◆ **Your assignment**:
Across the entries that follow, tally every line holding the word "Options" and reply with the count alone.

※ ※ ※

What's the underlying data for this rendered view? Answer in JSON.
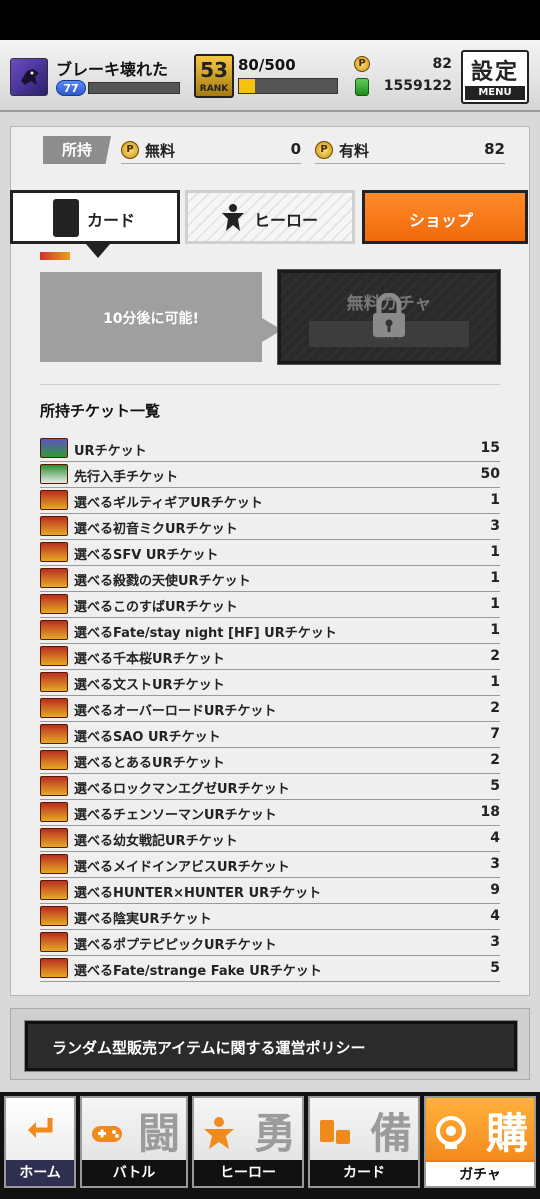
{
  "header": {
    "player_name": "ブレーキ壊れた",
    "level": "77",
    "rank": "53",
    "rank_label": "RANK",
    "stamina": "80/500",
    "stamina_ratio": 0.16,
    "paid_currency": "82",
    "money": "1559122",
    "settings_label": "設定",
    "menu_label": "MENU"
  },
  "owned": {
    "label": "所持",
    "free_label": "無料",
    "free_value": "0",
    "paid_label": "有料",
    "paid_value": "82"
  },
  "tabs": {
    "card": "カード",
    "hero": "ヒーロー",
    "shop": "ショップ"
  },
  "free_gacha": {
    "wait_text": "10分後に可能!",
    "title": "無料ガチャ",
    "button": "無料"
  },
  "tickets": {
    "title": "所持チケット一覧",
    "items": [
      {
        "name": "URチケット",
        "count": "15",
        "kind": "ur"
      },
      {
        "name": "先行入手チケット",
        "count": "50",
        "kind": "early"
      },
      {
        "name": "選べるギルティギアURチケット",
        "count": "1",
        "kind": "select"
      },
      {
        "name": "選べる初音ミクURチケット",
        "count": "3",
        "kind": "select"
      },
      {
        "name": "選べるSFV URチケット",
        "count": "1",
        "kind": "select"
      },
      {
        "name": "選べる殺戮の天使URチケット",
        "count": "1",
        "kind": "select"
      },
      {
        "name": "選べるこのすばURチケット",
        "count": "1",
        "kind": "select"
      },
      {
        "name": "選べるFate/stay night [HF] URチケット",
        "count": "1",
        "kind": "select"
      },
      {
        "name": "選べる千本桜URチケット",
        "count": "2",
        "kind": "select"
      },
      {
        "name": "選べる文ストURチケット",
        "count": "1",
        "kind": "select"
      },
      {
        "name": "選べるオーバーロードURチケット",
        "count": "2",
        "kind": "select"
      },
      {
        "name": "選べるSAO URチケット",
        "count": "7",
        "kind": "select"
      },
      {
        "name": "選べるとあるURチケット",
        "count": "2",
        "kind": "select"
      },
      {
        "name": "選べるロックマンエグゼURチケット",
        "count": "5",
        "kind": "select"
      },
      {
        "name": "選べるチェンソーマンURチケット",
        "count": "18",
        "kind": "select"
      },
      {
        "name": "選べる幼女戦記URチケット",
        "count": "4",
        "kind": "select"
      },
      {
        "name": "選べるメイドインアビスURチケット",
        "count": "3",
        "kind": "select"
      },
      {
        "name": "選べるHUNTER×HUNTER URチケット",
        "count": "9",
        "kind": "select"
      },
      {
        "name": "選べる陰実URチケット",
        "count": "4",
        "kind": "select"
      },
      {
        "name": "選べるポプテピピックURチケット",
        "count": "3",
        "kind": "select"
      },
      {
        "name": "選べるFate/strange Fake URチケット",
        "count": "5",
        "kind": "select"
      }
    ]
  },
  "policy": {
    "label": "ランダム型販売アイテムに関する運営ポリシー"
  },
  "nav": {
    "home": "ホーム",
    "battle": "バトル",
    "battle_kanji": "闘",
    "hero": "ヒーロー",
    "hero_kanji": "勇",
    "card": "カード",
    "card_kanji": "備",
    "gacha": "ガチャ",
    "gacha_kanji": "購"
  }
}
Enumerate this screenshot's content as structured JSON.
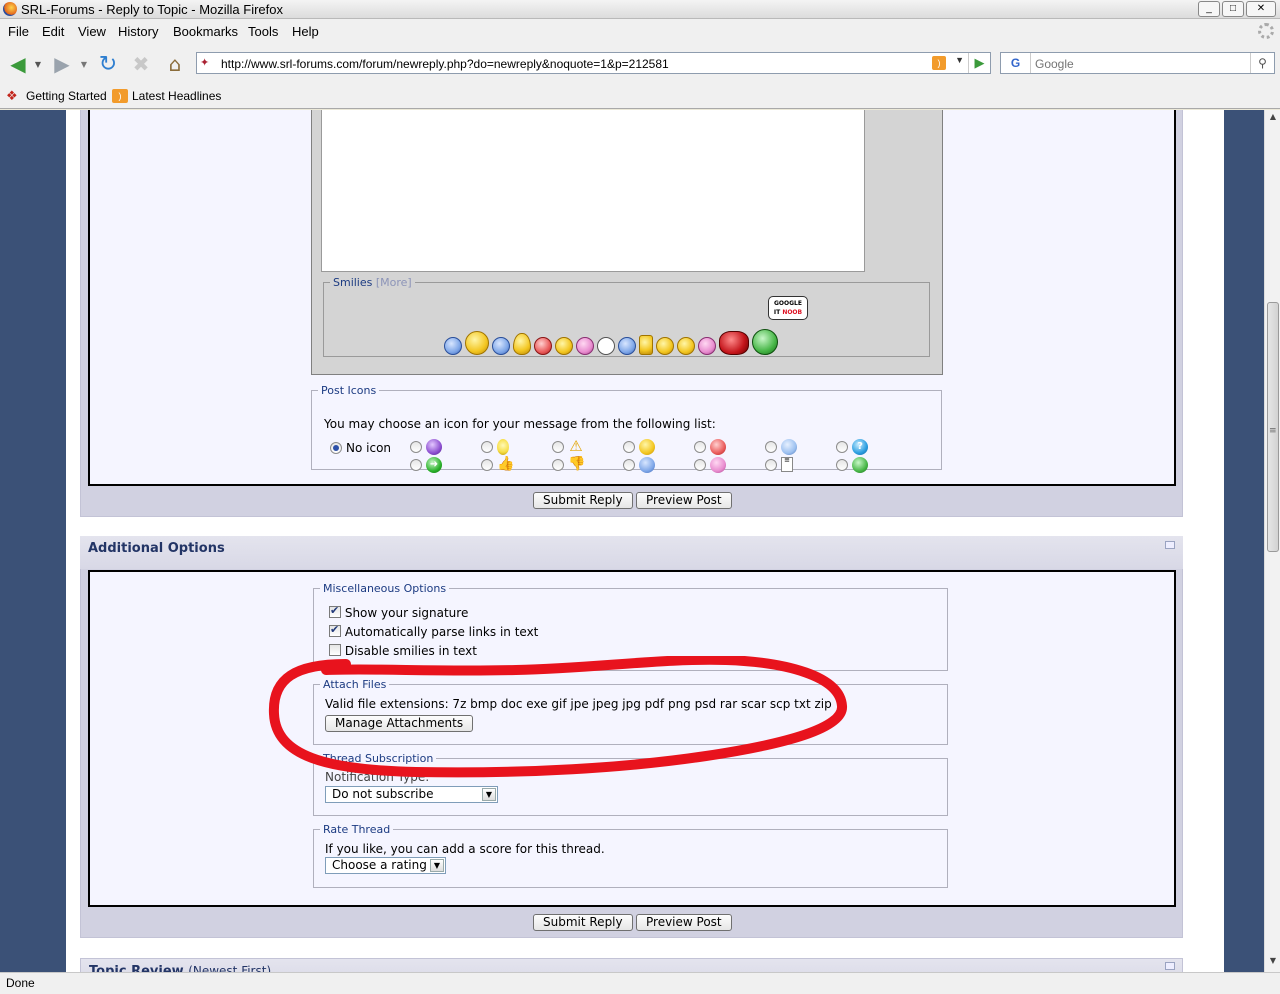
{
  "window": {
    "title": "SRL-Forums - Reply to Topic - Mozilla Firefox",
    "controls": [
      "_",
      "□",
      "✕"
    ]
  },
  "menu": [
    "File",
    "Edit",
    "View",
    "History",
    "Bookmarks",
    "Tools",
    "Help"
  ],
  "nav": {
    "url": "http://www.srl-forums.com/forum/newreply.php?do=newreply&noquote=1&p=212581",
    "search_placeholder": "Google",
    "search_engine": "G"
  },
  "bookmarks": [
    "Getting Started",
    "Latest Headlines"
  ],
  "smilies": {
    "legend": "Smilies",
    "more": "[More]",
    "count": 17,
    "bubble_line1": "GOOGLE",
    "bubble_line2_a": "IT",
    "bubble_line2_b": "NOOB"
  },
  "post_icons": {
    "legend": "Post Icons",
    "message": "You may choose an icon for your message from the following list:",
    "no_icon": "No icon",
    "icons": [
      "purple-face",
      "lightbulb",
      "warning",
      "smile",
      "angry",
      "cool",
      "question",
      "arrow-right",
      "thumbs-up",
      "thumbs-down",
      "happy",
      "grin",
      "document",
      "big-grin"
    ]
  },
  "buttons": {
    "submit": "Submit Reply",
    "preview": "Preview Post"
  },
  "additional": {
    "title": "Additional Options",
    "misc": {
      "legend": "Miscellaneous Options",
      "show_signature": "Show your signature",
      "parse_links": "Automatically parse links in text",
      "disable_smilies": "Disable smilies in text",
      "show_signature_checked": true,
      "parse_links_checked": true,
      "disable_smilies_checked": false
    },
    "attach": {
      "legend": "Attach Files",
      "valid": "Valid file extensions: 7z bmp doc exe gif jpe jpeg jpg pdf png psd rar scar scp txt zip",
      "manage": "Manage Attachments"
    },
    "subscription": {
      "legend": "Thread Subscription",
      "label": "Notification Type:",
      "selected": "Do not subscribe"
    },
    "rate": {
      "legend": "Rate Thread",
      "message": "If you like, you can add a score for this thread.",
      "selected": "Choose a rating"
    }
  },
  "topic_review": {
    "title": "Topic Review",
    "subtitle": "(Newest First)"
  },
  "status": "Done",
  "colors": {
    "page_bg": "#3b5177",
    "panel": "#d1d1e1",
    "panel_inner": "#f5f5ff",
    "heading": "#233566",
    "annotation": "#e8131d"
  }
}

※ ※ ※

◆ **Solution**:
2